● **PROBLEM**
Would you please reproduce all the entries word for word, minus the pictures?

● **AVAILABLE DATA**

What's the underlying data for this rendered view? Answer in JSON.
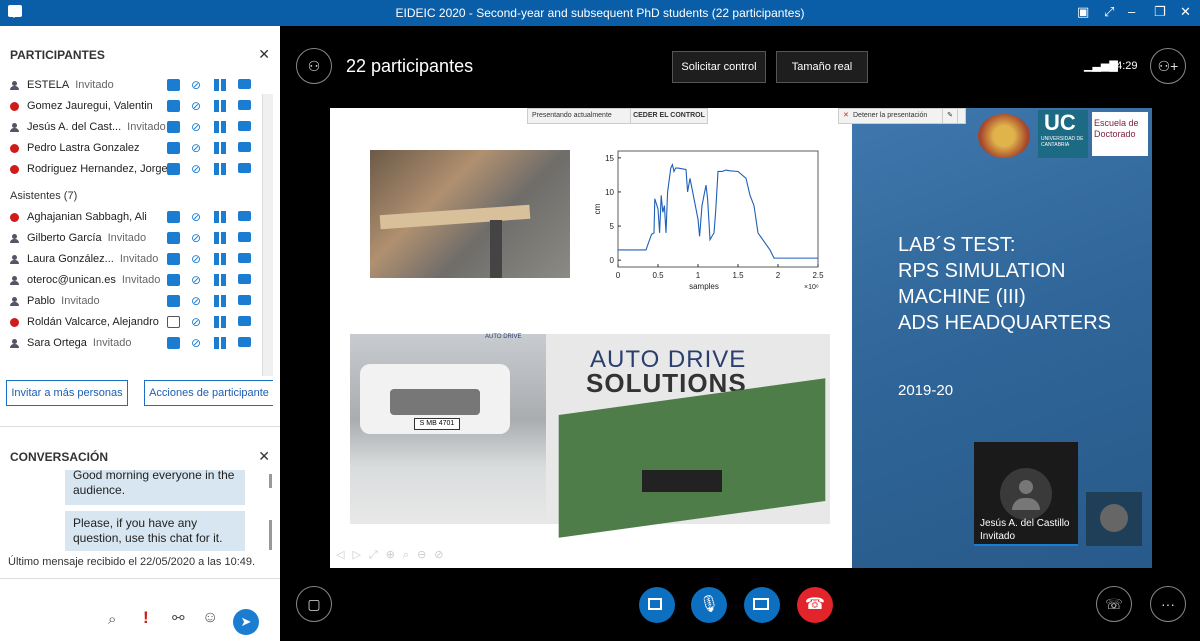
{
  "window": {
    "title": "EIDEIC 2020 - Second-year and subsequent PhD students (22 participantes)"
  },
  "participants_panel": {
    "heading": "PARTICIPANTES",
    "top_rows": [
      {
        "name": "ESTELA",
        "role": "Invitado",
        "status": "user"
      },
      {
        "name": "Gomez Jauregui, Valentin",
        "role": "",
        "status": "red"
      },
      {
        "name": "Jesús A. del Cast...",
        "role": "Invitado",
        "status": "user"
      },
      {
        "name": "Pedro Lastra Gonzalez",
        "role": "",
        "status": "red"
      },
      {
        "name": "Rodriguez Hernandez, Jorge",
        "role": "",
        "status": "red"
      }
    ],
    "attendees_heading": "Asistentes (7)",
    "attendees": [
      {
        "name": "Aghajanian Sabbagh, Ali",
        "role": "",
        "status": "red"
      },
      {
        "name": "Gilberto García",
        "role": "Invitado",
        "status": "user"
      },
      {
        "name": "Laura González...",
        "role": "Invitado",
        "status": "user"
      },
      {
        "name": "oteroc@unican.es",
        "role": "Invitado",
        "status": "user"
      },
      {
        "name": "Pablo",
        "role": "Invitado",
        "status": "user"
      },
      {
        "name": "Roldán Valcarce, Alejandro",
        "role": "",
        "status": "red"
      },
      {
        "name": "Sara Ortega",
        "role": "Invitado",
        "status": "user"
      }
    ],
    "invite_button": "Invitar a más personas",
    "actions_button": "Acciones de participante"
  },
  "conversation": {
    "heading": "CONVERSACIÓN",
    "messages": [
      "Good morning everyone in the audience.",
      "Please, if you have any question, use this chat for it."
    ],
    "last_message": "Último mensaje recibido el 22/05/2020 a las 10:49."
  },
  "meeting": {
    "participants_count": "22 participantes",
    "request_control": "Solicitar control",
    "actual_size": "Tamaño real",
    "timer": "54:29"
  },
  "slide": {
    "presenting_label": "Presentando actualmente",
    "cede_control": "CEDER EL CONTROL",
    "stop_presentation": "Detener la presentación",
    "title_lines": [
      "LAB´S TEST:",
      "RPS SIMULATION",
      "MACHINE (III)",
      "ADS HEADQUARTERS"
    ],
    "year": "2019-20",
    "uc_text": "UC",
    "uc_sub": "UNIVERSIDAD DE CANTABRIA",
    "escuela": "Escuela de Doctorado",
    "ads_logo_line1": "AUTO DRIVE",
    "ads_logo_line2": "SOLUTIONS",
    "plate": "S MB 4701",
    "chart_ylabel": "cm",
    "chart_xlabel": "samples",
    "chart_exp": "×10⁶",
    "chart_xticks": [
      "0",
      "0.5",
      "1",
      "1.5",
      "2",
      "2.5"
    ],
    "chart_yticks": [
      "15",
      "10",
      "5",
      "0"
    ]
  },
  "video_tile": {
    "name": "Jesús A. del Castillo",
    "role": "Invitado"
  },
  "chart_data": {
    "type": "line",
    "title": "",
    "xlabel": "samples",
    "ylabel": "cm",
    "xlim": [
      0,
      2.5
    ],
    "ylim": [
      -1,
      16
    ],
    "x": [
      0,
      0.35,
      0.38,
      0.42,
      0.45,
      0.46,
      0.5,
      0.52,
      0.54,
      0.56,
      0.58,
      0.6,
      0.62,
      0.66,
      0.68,
      0.7,
      0.72,
      0.75,
      0.85,
      0.87,
      0.9,
      0.95,
      1.0,
      1.02,
      1.05,
      1.1,
      1.12,
      1.15,
      1.2,
      1.22,
      1.25,
      1.3,
      1.35,
      1.4,
      1.5,
      1.6,
      1.62,
      1.65,
      1.7,
      1.75,
      1.9,
      1.95,
      2.0,
      2.5
    ],
    "series": [
      {
        "values": [
          1.5,
          1.5,
          2.5,
          3.8,
          4.0,
          9.0,
          7.5,
          4.0,
          9.5,
          7.0,
          8.0,
          4.0,
          10.0,
          13.5,
          14.0,
          13.0,
          13.5,
          13.5,
          13.3,
          10.0,
          12.0,
          9.0,
          6.0,
          3.5,
          8.0,
          11.0,
          9.0,
          3.0,
          4.0,
          7.0,
          13.0,
          13.0,
          13.2,
          13.1,
          13.0,
          12.0,
          11.0,
          9.5,
          8.0,
          4.0,
          1.5,
          0.3,
          0.3,
          0.3
        ]
      }
    ]
  }
}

● **ANSWER FOR THE TASK**
What's the underlying data for this rendered view? Answer in JSON.
{
  "window": {
    "title": "EIDEIC 2020 - Second-year and subsequent PhD students (22 participantes)"
  },
  "participants_panel": {
    "heading": "PARTICIPANTES",
    "top_rows": [
      {
        "name": "ESTELA",
        "role": "Invitado",
        "status": "user"
      },
      {
        "name": "Gomez Jauregui, Valentin",
        "role": "",
        "status": "red"
      },
      {
        "name": "Jesús A. del Cast...",
        "role": "Invitado",
        "status": "user"
      },
      {
        "name": "Pedro Lastra Gonzalez",
        "role": "",
        "status": "red"
      },
      {
        "name": "Rodriguez Hernandez, Jorge",
        "role": "",
        "status": "red"
      }
    ],
    "attendees_heading": "Asistentes (7)",
    "attendees": [
      {
        "name": "Aghajanian Sabbagh, Ali",
        "role": "",
        "status": "red"
      },
      {
        "name": "Gilberto García",
        "role": "Invitado",
        "status": "user"
      },
      {
        "name": "Laura González...",
        "role": "Invitado",
        "status": "user"
      },
      {
        "name": "oteroc@unican.es",
        "role": "Invitado",
        "status": "user"
      },
      {
        "name": "Pablo",
        "role": "Invitado",
        "status": "user"
      },
      {
        "name": "Roldán Valcarce, Alejandro",
        "role": "",
        "status": "red"
      },
      {
        "name": "Sara Ortega",
        "role": "Invitado",
        "status": "user"
      }
    ],
    "invite_button": "Invitar a más personas",
    "actions_button": "Acciones de participante"
  },
  "conversation": {
    "heading": "CONVERSACIÓN",
    "messages": [
      "Good morning everyone in the audience.",
      "Please, if you have any question, use this chat for it."
    ],
    "last_message": "Último mensaje recibido el 22/05/2020 a las 10:49."
  },
  "meeting": {
    "participants_count": "22 participantes",
    "request_control": "Solicitar control",
    "actual_size": "Tamaño real",
    "timer": "54:29"
  },
  "slide": {
    "presenting_label": "Presentando actualmente",
    "cede_control": "CEDER EL CONTROL",
    "stop_presentation": "Detener la presentación",
    "title_lines": [
      "LAB´S TEST:",
      "RPS SIMULATION",
      "MACHINE (III)",
      "ADS HEADQUARTERS"
    ],
    "year": "2019-20",
    "uc_text": "UC",
    "uc_sub": "UNIVERSIDAD DE CANTABRIA",
    "escuela": "Escuela de Doctorado",
    "ads_logo_line1": "AUTO DRIVE",
    "ads_logo_line2": "SOLUTIONS",
    "plate": "S MB 4701",
    "chart_ylabel": "cm",
    "chart_xlabel": "samples",
    "chart_exp": "×10⁶",
    "chart_xticks": [
      "0",
      "0.5",
      "1",
      "1.5",
      "2",
      "2.5"
    ],
    "chart_yticks": [
      "15",
      "10",
      "5",
      "0"
    ]
  },
  "video_tile": {
    "name": "Jesús A. del Castillo",
    "role": "Invitado"
  },
  "chart_data": {
    "type": "line",
    "title": "",
    "xlabel": "samples",
    "ylabel": "cm",
    "xlim": [
      0,
      2.5
    ],
    "ylim": [
      -1,
      16
    ],
    "x": [
      0,
      0.35,
      0.38,
      0.42,
      0.45,
      0.46,
      0.5,
      0.52,
      0.54,
      0.56,
      0.58,
      0.6,
      0.62,
      0.66,
      0.68,
      0.7,
      0.72,
      0.75,
      0.85,
      0.87,
      0.9,
      0.95,
      1.0,
      1.02,
      1.05,
      1.1,
      1.12,
      1.15,
      1.2,
      1.22,
      1.25,
      1.3,
      1.35,
      1.4,
      1.5,
      1.6,
      1.62,
      1.65,
      1.7,
      1.75,
      1.9,
      1.95,
      2.0,
      2.5
    ],
    "series": [
      {
        "values": [
          1.5,
          1.5,
          2.5,
          3.8,
          4.0,
          9.0,
          7.5,
          4.0,
          9.5,
          7.0,
          8.0,
          4.0,
          10.0,
          13.5,
          14.0,
          13.0,
          13.5,
          13.5,
          13.3,
          10.0,
          12.0,
          9.0,
          6.0,
          3.5,
          8.0,
          11.0,
          9.0,
          3.0,
          4.0,
          7.0,
          13.0,
          13.0,
          13.2,
          13.1,
          13.0,
          12.0,
          11.0,
          9.5,
          8.0,
          4.0,
          1.5,
          0.3,
          0.3,
          0.3
        ]
      }
    ]
  }
}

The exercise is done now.